Segment Start: THE INPUT
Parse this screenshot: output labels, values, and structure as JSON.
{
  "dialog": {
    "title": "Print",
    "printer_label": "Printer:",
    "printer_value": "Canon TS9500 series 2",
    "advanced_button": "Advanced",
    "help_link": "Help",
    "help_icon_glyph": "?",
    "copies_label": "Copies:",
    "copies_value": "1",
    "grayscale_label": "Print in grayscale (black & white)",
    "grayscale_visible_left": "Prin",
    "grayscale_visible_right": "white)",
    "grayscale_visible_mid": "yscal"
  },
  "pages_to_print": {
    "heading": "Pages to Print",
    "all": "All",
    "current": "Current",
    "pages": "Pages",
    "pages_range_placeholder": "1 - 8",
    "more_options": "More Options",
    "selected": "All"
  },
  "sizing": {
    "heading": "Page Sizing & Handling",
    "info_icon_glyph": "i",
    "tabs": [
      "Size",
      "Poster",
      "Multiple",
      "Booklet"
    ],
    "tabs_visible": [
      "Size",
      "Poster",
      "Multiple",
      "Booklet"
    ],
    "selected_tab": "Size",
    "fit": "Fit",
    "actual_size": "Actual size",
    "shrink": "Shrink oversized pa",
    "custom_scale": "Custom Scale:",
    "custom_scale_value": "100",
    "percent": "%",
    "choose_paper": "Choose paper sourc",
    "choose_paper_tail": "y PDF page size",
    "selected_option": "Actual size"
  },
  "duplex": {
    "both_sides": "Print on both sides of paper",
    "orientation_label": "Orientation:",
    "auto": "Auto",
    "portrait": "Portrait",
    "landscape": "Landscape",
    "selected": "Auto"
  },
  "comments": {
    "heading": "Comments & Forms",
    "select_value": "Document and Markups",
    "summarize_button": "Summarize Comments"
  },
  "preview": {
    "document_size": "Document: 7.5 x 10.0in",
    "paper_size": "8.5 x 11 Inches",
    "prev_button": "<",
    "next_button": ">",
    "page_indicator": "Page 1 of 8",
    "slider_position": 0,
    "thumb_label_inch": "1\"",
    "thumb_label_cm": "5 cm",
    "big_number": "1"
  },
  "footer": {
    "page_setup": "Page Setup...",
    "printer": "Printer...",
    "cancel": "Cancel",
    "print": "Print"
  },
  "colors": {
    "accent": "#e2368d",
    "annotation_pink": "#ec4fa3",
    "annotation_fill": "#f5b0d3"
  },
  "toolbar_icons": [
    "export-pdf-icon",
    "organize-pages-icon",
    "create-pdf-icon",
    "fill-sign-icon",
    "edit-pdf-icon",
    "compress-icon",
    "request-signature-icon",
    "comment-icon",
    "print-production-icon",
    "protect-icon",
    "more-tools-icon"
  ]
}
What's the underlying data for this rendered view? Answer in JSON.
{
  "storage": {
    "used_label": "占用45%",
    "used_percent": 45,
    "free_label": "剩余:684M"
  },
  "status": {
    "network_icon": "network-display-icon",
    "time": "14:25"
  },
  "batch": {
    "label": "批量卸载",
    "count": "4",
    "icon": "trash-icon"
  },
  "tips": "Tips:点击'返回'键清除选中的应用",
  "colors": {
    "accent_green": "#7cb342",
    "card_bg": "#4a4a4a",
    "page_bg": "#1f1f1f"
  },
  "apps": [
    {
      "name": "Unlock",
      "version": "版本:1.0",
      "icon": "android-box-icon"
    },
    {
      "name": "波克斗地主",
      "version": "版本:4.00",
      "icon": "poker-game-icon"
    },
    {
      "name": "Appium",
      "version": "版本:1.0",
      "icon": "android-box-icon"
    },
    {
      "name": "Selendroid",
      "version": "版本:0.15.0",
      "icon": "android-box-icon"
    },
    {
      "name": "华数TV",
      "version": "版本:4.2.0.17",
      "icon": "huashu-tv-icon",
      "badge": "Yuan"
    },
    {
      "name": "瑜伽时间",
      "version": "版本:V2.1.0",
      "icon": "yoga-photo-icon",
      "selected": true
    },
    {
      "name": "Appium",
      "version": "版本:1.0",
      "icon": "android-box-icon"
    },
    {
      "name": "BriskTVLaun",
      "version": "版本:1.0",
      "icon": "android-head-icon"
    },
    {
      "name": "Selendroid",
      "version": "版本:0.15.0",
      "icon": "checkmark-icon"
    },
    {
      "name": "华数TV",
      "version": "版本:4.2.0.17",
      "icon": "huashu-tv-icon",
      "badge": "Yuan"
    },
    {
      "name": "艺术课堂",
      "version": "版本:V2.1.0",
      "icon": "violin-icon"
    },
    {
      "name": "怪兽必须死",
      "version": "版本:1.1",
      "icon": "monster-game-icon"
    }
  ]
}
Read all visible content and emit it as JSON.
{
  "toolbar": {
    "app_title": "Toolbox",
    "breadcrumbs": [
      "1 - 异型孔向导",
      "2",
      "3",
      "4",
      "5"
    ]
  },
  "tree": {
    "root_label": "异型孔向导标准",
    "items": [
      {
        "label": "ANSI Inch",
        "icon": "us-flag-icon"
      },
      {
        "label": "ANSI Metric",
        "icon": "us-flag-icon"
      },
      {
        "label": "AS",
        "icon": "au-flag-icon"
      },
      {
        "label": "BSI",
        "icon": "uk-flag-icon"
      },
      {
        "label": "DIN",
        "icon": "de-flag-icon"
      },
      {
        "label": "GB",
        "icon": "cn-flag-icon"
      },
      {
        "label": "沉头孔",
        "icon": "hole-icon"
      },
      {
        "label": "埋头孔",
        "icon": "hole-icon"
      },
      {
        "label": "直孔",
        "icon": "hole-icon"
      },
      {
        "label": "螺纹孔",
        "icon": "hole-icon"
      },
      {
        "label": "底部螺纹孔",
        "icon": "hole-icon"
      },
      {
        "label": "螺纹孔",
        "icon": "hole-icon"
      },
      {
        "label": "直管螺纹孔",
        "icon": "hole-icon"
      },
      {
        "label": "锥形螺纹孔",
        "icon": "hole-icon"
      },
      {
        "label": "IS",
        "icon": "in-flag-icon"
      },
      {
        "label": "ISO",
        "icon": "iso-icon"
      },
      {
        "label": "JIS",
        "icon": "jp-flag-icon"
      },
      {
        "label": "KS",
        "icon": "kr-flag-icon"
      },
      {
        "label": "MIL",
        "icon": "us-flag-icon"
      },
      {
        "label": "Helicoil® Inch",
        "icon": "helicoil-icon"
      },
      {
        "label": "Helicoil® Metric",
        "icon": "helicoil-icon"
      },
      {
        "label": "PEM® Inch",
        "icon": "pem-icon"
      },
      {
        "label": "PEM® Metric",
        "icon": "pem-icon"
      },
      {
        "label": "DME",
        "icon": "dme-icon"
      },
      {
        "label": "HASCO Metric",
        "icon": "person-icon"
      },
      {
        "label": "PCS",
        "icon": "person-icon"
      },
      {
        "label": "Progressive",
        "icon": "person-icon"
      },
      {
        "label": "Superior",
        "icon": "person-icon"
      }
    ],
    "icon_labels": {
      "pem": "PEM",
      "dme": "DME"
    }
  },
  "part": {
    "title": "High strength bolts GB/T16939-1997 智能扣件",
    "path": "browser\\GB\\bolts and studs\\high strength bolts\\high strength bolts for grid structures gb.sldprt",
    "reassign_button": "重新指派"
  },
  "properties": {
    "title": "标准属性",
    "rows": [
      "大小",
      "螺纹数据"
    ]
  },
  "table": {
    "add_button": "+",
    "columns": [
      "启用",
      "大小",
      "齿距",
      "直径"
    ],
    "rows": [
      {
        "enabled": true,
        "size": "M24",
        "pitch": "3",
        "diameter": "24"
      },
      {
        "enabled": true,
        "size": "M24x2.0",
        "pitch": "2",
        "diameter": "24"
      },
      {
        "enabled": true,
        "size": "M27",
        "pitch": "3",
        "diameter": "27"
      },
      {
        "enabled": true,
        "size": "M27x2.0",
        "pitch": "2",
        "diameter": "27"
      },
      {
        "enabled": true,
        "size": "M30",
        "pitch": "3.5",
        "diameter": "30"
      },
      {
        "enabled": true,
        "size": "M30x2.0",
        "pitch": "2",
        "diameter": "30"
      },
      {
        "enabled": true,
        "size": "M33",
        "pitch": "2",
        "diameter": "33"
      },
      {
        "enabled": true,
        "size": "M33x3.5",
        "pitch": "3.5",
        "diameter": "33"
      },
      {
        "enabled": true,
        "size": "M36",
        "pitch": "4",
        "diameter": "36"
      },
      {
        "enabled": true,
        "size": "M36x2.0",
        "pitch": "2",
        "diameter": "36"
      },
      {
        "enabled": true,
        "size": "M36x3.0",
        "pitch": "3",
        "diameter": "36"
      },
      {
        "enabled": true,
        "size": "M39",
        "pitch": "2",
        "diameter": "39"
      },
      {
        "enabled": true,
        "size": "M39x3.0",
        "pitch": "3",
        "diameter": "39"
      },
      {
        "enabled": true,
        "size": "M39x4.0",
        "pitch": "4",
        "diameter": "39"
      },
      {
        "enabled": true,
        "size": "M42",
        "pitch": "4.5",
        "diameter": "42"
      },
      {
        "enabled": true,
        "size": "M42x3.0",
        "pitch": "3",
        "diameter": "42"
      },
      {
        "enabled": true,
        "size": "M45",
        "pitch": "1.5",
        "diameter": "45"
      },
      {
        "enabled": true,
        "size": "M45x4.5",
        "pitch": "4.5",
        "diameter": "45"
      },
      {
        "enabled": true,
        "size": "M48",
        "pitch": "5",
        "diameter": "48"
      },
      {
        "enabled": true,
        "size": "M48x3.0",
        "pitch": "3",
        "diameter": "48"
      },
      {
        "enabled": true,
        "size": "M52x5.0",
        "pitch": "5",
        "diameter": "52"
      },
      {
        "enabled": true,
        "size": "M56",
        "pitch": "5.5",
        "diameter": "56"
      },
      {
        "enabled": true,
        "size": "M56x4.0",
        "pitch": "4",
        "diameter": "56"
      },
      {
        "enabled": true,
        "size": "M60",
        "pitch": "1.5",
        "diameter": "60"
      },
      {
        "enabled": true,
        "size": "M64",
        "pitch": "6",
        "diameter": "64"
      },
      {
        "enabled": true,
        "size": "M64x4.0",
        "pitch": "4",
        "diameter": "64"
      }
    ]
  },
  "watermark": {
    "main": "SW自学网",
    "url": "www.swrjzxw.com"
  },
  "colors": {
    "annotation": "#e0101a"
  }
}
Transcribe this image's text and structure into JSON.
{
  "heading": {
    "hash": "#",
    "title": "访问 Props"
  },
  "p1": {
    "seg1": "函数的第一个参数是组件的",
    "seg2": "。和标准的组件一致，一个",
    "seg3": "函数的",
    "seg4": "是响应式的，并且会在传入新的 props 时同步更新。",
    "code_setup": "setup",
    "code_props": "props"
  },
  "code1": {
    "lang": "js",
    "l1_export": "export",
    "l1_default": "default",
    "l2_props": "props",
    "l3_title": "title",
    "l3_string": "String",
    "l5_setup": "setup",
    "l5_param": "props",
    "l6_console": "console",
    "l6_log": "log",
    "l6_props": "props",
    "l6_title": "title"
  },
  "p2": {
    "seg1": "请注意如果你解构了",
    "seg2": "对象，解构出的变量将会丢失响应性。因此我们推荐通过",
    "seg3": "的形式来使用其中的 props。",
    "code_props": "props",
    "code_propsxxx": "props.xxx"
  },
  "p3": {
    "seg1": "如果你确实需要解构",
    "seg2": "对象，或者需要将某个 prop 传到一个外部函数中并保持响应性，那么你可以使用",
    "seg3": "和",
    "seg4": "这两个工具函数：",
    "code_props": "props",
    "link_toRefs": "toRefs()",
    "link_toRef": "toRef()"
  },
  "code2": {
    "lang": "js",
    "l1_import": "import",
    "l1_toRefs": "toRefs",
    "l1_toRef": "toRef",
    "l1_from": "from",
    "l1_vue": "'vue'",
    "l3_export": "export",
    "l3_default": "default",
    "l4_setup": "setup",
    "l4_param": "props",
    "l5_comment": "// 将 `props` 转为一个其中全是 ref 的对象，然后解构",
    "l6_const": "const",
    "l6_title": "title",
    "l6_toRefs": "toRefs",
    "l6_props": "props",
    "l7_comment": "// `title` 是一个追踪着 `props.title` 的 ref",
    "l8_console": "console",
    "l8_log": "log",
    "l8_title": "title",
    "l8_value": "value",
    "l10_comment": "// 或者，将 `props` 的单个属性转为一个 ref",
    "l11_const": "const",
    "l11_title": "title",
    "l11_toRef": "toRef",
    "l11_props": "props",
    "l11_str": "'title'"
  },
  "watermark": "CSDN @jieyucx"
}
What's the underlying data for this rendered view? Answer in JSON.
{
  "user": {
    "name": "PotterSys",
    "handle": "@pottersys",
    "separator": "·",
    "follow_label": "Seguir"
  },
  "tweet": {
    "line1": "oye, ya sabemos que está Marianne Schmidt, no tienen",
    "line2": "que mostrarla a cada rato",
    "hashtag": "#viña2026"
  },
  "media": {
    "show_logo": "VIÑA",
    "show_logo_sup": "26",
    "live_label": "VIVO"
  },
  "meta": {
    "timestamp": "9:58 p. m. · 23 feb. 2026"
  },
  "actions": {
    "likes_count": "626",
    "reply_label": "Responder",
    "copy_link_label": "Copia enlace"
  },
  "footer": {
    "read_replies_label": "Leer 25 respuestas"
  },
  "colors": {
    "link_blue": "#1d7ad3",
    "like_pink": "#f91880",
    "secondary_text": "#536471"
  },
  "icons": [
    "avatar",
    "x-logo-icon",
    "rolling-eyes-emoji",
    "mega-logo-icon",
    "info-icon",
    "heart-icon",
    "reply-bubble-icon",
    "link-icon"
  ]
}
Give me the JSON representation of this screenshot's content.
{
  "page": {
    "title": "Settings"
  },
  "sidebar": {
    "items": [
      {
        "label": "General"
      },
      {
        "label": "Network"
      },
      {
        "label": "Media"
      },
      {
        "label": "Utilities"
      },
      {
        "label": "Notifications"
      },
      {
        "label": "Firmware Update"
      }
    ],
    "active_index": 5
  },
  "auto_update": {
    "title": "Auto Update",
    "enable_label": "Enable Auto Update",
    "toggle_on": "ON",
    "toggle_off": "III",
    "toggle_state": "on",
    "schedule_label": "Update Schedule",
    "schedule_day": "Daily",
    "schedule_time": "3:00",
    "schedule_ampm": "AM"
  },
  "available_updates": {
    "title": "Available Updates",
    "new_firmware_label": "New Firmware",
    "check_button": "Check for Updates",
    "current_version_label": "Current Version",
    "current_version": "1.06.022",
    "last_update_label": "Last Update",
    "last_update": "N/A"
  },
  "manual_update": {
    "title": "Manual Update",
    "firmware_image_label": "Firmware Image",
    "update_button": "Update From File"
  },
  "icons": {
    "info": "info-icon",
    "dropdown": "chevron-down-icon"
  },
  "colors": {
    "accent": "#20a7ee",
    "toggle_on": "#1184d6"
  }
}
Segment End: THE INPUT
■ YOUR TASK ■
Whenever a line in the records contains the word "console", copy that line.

■ ANSWER TO THIS EXERCISE ■
    "l6_console": "console",
    "l8_console": "console",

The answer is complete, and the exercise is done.